Did you know that the Airbnb model is posing a growing threat to landlords as more and more tenants are sub-letting rooms without their landlord’s permission or knowledge?


For those who may not be aware of the phenomenon, Airbnb is an online marketplace connecting travellers with local hosts worldwide (people who list rooms on the site so as to earn extra income).  It has caught on like wildfire, as it provides travellers with a cheaper and more interesting alternative to traditional accommodations.

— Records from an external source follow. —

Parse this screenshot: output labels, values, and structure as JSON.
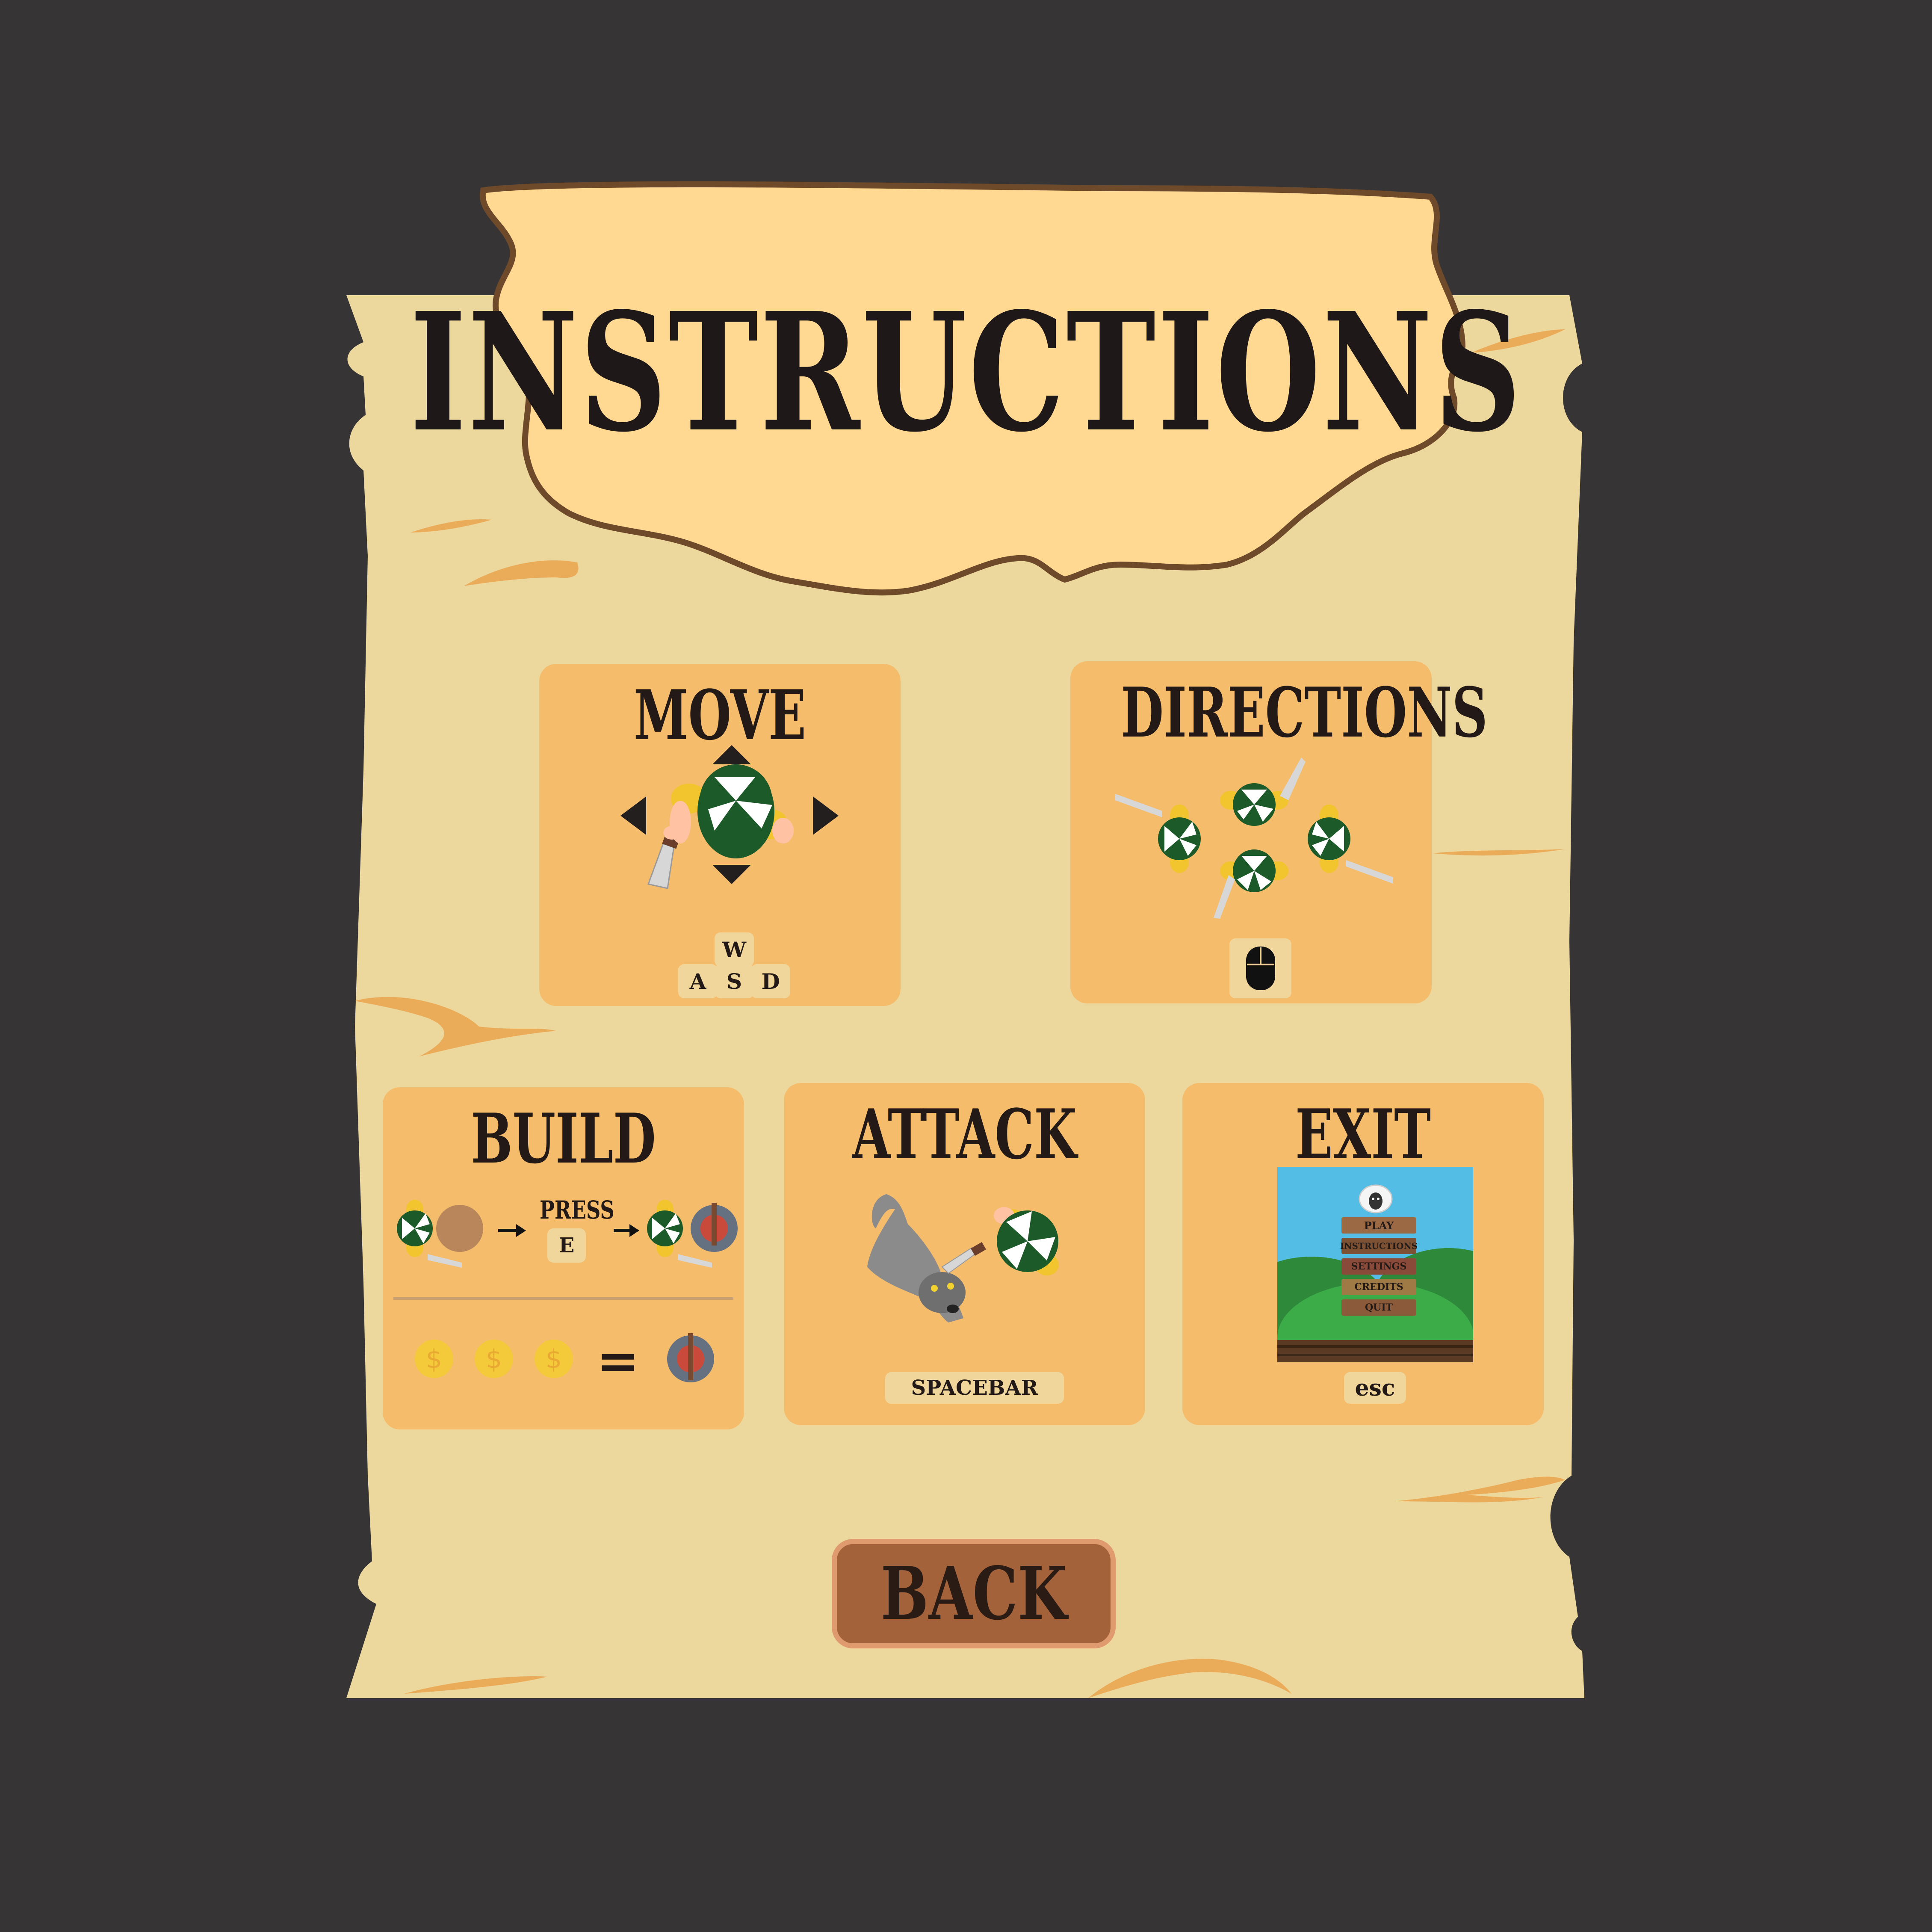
{
  "screen": {
    "title": "INSTRUCTIONS",
    "background_color": "#363435",
    "scroll_color": "#ecd79d",
    "sign_color": "#ffd991",
    "panel_color": "#f5bc6b"
  },
  "panels": {
    "move": {
      "title": "MOVE",
      "keys": [
        "W",
        "A",
        "S",
        "D"
      ]
    },
    "directions": {
      "title": "DIRECTIONS",
      "input_icon": "mouse-icon"
    },
    "build": {
      "title": "BUILD",
      "press_label": "PRESS",
      "key": "E",
      "cost_equals": "="
    },
    "attack": {
      "title": "ATTACK",
      "key": "SPACEBAR"
    },
    "exit": {
      "title": "EXIT",
      "key": "esc",
      "menu_preview": [
        "PLAY",
        "INSTRUCTIONS",
        "SETTINGS",
        "CREDITS",
        "QUIT"
      ]
    }
  },
  "back_button": {
    "label": "BACK",
    "color": "#a4623a"
  }
}
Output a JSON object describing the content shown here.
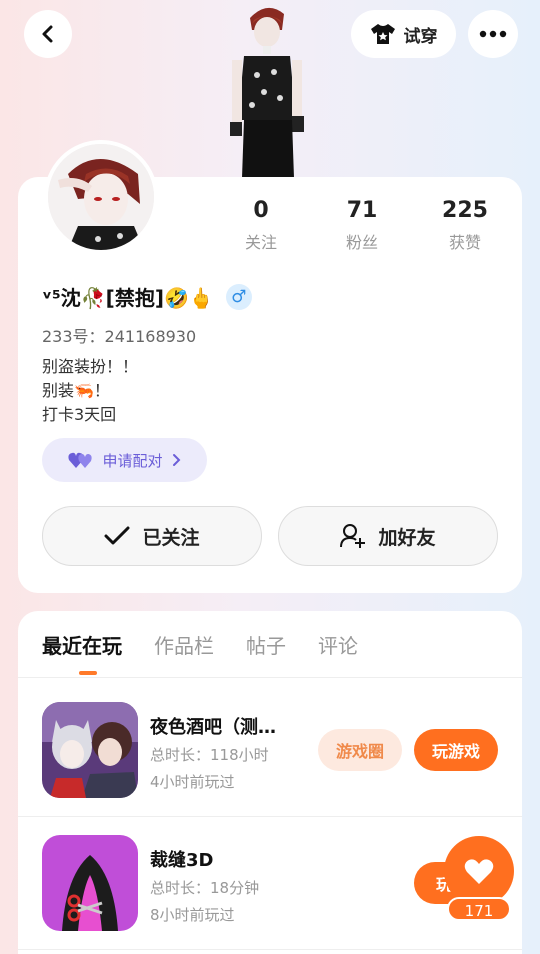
{
  "header": {
    "tryon_label": "试穿",
    "icons": [
      "back-icon",
      "shirt-icon",
      "more-icon"
    ]
  },
  "profile": {
    "name": "ᵛ⁵沈🥀[禁抱]🤣🖕",
    "gender_symbol": "♂",
    "uid": "233号：241168930",
    "bio": [
      "别盗装扮！！",
      "别装🦐！",
      "打卡3天回"
    ],
    "pair_label": "申请配对"
  },
  "stats": [
    {
      "num": "0",
      "label": "关注"
    },
    {
      "num": "71",
      "label": "粉丝"
    },
    {
      "num": "225",
      "label": "获赞"
    }
  ],
  "actions": {
    "follow_label": "已关注",
    "add_friend_label": "加好友"
  },
  "tabs": [
    "最近在玩",
    "作品栏",
    "帖子",
    "评论"
  ],
  "games": [
    {
      "title": "夜色酒吧（测…",
      "duration": "总时长：118小时",
      "last_played": "4小时前玩过",
      "circle_label": "游戏圈",
      "play_label": "玩游戏"
    },
    {
      "title": "裁缝3D",
      "duration": "总时长：18分钟",
      "last_played": "8小时前玩过",
      "play_label": "玩"
    }
  ],
  "like": {
    "count": "171"
  },
  "colors": {
    "accent": "#ff6f1f",
    "pair": "#6b5ed8"
  }
}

This type of web platform allows home owners to let individual rooms or a whole property to visitors on a nightly basis.  Which is all well and good for property owners looking to make some extra income but it is also enables tenants to inappropriately profit from their landlord’s asset by taking in paying guests and pocketing the cash, while the landlord remains blissfully ignorant.    There have been cases where, quite clearly, tenants are making thousands of pounds from exploiting the service to a high volume of holiday makers on a weekly basis.  In a recent case of a London property, it was thought that more than 300 people stayed in a landlord’s property in one year, unbeknown to the landlord!


Sub-letting, which this is, not only breaches most tenancy agreements and creates additional wear and tear issues, but it also leaves private landlords vulnerable to being in breach of their mortgage terms, invalidates insurance policies and contravenes conditions concerned with letting out shared homes.  Eviction specialists have spoken out about the growing issue of tenants subletting their rental properties on peer-to-peer websites like Airbnb and the trend is not likely to decrease any time soon.


So Nottinghamshire and South Yorkshire landlords, be cautious.  You may be thrilled that your delightful, friendly tenant not only pays the rent on the dot, keeps your house/apartment in spick and span condition, and has the  bedrooms looking as pretty and stylish as in any boutique hotel….



The problem is -  your property may very well be a hotel!

Lesley Levy